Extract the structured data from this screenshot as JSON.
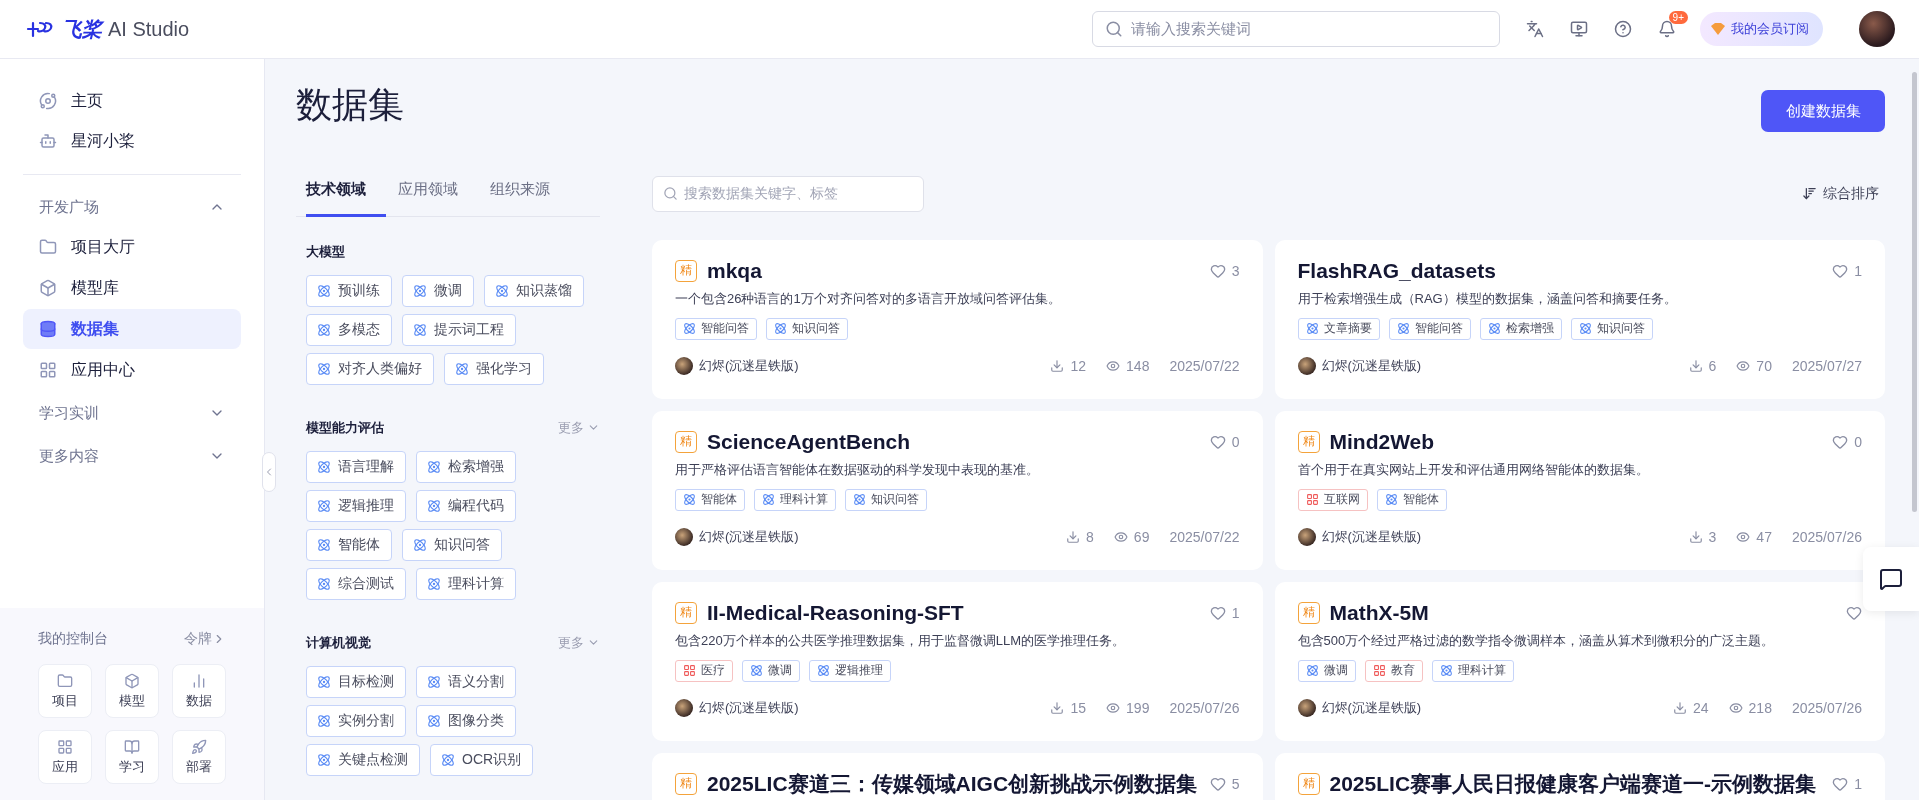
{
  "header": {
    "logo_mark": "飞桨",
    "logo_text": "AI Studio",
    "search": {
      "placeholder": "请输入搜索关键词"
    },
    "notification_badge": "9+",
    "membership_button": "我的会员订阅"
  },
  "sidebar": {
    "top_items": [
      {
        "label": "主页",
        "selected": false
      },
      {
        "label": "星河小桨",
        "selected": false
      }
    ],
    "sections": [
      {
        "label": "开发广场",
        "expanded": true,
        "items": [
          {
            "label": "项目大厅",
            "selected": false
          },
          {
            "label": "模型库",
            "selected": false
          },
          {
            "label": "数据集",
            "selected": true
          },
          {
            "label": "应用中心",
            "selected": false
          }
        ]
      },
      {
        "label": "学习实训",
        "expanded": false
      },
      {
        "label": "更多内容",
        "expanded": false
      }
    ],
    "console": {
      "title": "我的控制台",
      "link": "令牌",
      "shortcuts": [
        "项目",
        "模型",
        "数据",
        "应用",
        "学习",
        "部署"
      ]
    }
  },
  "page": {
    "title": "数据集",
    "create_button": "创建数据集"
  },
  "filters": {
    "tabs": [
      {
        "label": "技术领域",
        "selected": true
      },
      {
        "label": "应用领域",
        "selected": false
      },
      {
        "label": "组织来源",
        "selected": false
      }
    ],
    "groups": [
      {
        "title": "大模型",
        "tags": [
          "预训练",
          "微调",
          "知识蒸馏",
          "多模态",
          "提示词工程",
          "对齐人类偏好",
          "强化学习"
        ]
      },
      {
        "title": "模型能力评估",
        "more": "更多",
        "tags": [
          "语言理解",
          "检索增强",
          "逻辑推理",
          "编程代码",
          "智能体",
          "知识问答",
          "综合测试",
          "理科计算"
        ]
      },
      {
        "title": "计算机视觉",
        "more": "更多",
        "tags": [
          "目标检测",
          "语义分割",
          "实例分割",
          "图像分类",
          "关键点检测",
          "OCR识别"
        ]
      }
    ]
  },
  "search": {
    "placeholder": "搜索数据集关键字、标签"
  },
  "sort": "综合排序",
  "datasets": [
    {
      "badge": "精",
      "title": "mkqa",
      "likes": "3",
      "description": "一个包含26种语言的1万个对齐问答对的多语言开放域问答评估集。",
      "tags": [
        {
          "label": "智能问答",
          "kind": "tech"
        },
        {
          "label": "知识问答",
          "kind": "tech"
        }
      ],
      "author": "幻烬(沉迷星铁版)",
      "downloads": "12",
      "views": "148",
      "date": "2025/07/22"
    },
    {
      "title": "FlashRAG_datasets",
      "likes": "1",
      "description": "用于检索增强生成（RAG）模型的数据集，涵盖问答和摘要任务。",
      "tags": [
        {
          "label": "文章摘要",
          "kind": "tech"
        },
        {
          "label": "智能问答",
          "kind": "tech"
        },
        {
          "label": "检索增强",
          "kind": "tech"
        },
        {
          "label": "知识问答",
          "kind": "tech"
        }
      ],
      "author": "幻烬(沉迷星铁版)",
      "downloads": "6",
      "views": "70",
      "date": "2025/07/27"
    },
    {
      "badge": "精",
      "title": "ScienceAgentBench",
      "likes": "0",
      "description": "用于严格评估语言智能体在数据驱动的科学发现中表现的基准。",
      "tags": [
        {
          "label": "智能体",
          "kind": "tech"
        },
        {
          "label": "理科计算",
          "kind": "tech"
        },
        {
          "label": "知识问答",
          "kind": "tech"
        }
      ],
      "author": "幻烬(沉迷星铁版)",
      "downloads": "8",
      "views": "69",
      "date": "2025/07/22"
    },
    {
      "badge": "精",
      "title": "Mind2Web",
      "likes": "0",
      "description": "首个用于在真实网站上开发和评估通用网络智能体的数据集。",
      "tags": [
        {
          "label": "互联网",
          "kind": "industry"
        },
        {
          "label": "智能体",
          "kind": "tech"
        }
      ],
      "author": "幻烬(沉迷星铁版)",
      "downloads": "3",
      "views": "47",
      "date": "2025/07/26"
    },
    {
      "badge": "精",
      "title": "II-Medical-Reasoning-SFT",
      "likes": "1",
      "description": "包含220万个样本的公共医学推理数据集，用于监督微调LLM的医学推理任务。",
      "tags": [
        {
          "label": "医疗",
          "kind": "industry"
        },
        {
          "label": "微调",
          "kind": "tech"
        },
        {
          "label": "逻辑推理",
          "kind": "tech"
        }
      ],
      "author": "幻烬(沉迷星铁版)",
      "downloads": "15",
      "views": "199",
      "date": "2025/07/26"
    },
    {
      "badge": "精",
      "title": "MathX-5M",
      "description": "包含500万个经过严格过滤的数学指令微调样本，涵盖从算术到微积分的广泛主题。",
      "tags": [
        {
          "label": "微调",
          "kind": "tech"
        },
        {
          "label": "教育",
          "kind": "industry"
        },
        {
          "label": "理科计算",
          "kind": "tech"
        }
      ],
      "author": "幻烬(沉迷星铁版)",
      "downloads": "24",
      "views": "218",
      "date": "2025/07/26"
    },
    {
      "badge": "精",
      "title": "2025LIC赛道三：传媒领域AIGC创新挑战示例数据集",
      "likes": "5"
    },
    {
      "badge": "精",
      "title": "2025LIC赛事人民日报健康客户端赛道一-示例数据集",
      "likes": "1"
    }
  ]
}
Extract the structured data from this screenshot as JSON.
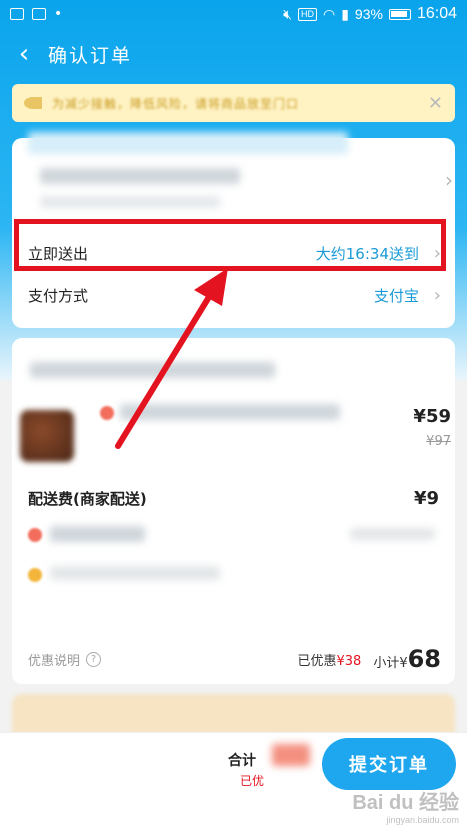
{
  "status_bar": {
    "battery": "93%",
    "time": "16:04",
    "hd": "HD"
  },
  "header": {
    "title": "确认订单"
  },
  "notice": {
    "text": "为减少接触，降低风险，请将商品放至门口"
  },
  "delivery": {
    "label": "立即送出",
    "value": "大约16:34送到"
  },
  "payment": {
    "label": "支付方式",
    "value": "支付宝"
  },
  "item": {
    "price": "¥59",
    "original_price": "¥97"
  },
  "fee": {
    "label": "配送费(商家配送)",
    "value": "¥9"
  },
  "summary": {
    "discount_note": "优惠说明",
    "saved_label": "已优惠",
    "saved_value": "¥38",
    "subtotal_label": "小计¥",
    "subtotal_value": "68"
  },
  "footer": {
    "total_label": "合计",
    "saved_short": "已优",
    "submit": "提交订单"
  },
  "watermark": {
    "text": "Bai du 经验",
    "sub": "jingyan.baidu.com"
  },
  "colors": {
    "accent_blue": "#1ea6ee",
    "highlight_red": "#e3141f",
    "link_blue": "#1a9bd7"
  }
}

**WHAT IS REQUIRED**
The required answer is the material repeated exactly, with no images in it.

**FINAL ANSWER**
Extract the structured data from this screenshot as JSON.
{
  "header": {
    "logo_mark": "飞桨",
    "logo_text": "AI Studio",
    "search": {
      "placeholder": "请输入搜索关键词"
    },
    "notification_badge": "9+",
    "membership_button": "我的会员订阅"
  },
  "sidebar": {
    "top_items": [
      {
        "label": "主页",
        "selected": false
      },
      {
        "label": "星河小桨",
        "selected": false
      }
    ],
    "sections": [
      {
        "label": "开发广场",
        "expanded": true,
        "items": [
          {
            "label": "项目大厅",
            "selected": false
          },
          {
            "label": "模型库",
            "selected": false
          },
          {
            "label": "数据集",
            "selected": true
          },
          {
            "label": "应用中心",
            "selected": false
          }
        ]
      },
      {
        "label": "学习实训",
        "expanded": false
      },
      {
        "label": "更多内容",
        "expanded": false
      }
    ],
    "console": {
      "title": "我的控制台",
      "link": "令牌",
      "shortcuts": [
        "项目",
        "模型",
        "数据",
        "应用",
        "学习",
        "部署"
      ]
    }
  },
  "page": {
    "title": "数据集",
    "create_button": "创建数据集"
  },
  "filters": {
    "tabs": [
      {
        "label": "技术领域",
        "selected": true
      },
      {
        "label": "应用领域",
        "selected": false
      },
      {
        "label": "组织来源",
        "selected": false
      }
    ],
    "groups": [
      {
        "title": "大模型",
        "tags": [
          "预训练",
          "微调",
          "知识蒸馏",
          "多模态",
          "提示词工程",
          "对齐人类偏好",
          "强化学习"
        ]
      },
      {
        "title": "模型能力评估",
        "more": "更多",
        "tags": [
          "语言理解",
          "检索增强",
          "逻辑推理",
          "编程代码",
          "智能体",
          "知识问答",
          "综合测试",
          "理科计算"
        ]
      },
      {
        "title": "计算机视觉",
        "more": "更多",
        "tags": [
          "目标检测",
          "语义分割",
          "实例分割",
          "图像分类",
          "关键点检测",
          "OCR识别"
        ]
      }
    ]
  },
  "search": {
    "placeholder": "搜索数据集关键字、标签"
  },
  "sort": "综合排序",
  "datasets": [
    {
      "badge": "精",
      "title": "mkqa",
      "likes": "3",
      "description": "一个包含26种语言的1万个对齐问答对的多语言开放域问答评估集。",
      "tags": [
        {
          "label": "智能问答",
          "kind": "tech"
        },
        {
          "label": "知识问答",
          "kind": "tech"
        }
      ],
      "author": "幻烬(沉迷星铁版)",
      "downloads": "12",
      "views": "148",
      "date": "2025/07/22"
    },
    {
      "title": "FlashRAG_datasets",
      "likes": "1",
      "description": "用于检索增强生成（RAG）模型的数据集，涵盖问答和摘要任务。",
      "tags": [
        {
          "label": "文章摘要",
          "kind": "tech"
        },
        {
          "label": "智能问答",
          "kind": "tech"
        },
        {
          "label": "检索增强",
          "kind": "tech"
        },
        {
          "label": "知识问答",
          "kind": "tech"
        }
      ],
      "author": "幻烬(沉迷星铁版)",
      "downloads": "6",
      "views": "70",
      "date": "2025/07/27"
    },
    {
      "badge": "精",
      "title": "ScienceAgentBench",
      "likes": "0",
      "description": "用于严格评估语言智能体在数据驱动的科学发现中表现的基准。",
      "tags": [
        {
          "label": "智能体",
          "kind": "tech"
        },
        {
          "label": "理科计算",
          "kind": "tech"
        },
        {
          "label": "知识问答",
          "kind": "tech"
        }
      ],
      "author": "幻烬(沉迷星铁版)",
      "downloads": "8",
      "views": "69",
      "date": "2025/07/22"
    },
    {
      "badge": "精",
      "title": "Mind2Web",
      "likes": "0",
      "description": "首个用于在真实网站上开发和评估通用网络智能体的数据集。",
      "tags": [
        {
          "label": "互联网",
          "kind": "industry"
        },
        {
          "label": "智能体",
          "kind": "tech"
        }
      ],
      "author": "幻烬(沉迷星铁版)",
      "downloads": "3",
      "views": "47",
      "date": "2025/07/26"
    },
    {
      "badge": "精",
      "title": "II-Medical-Reasoning-SFT",
      "likes": "1",
      "description": "包含220万个样本的公共医学推理数据集，用于监督微调LLM的医学推理任务。",
      "tags": [
        {
          "label": "医疗",
          "kind": "industry"
        },
        {
          "label": "微调",
          "kind": "tech"
        },
        {
          "label": "逻辑推理",
          "kind": "tech"
        }
      ],
      "author": "幻烬(沉迷星铁版)",
      "downloads": "15",
      "views": "199",
      "date": "2025/07/26"
    },
    {
      "badge": "精",
      "title": "MathX-5M",
      "description": "包含500万个经过严格过滤的数学指令微调样本，涵盖从算术到微积分的广泛主题。",
      "tags": [
        {
          "label": "微调",
          "kind": "tech"
        },
        {
          "label": "教育",
          "kind": "industry"
        },
        {
          "label": "理科计算",
          "kind": "tech"
        }
      ],
      "author": "幻烬(沉迷星铁版)",
      "downloads": "24",
      "views": "218",
      "date": "2025/07/26"
    },
    {
      "badge": "精",
      "title": "2025LIC赛道三：传媒领域AIGC创新挑战示例数据集",
      "likes": "5"
    },
    {
      "badge": "精",
      "title": "2025LIC赛事人民日报健康客户端赛道一-示例数据集",
      "likes": "1"
    }
  ]
}
Extract the structured data from this screenshot as JSON.
{
  "status_bar": {
    "battery": "93%",
    "time": "16:04",
    "hd": "HD"
  },
  "header": {
    "title": "确认订单"
  },
  "notice": {
    "text": "为减少接触，降低风险，请将商品放至门口"
  },
  "delivery": {
    "label": "立即送出",
    "value": "大约16:34送到"
  },
  "payment": {
    "label": "支付方式",
    "value": "支付宝"
  },
  "item": {
    "price": "¥59",
    "original_price": "¥97"
  },
  "fee": {
    "label": "配送费(商家配送)",
    "value": "¥9"
  },
  "summary": {
    "discount_note": "优惠说明",
    "saved_label": "已优惠",
    "saved_value": "¥38",
    "subtotal_label": "小计¥",
    "subtotal_value": "68"
  },
  "footer": {
    "total_label": "合计",
    "saved_short": "已优",
    "submit": "提交订单"
  },
  "watermark": {
    "text": "Bai du 经验",
    "sub": "jingyan.baidu.com"
  },
  "colors": {
    "accent_blue": "#1ea6ee",
    "highlight_red": "#e3141f",
    "link_blue": "#1a9bd7"
  }
}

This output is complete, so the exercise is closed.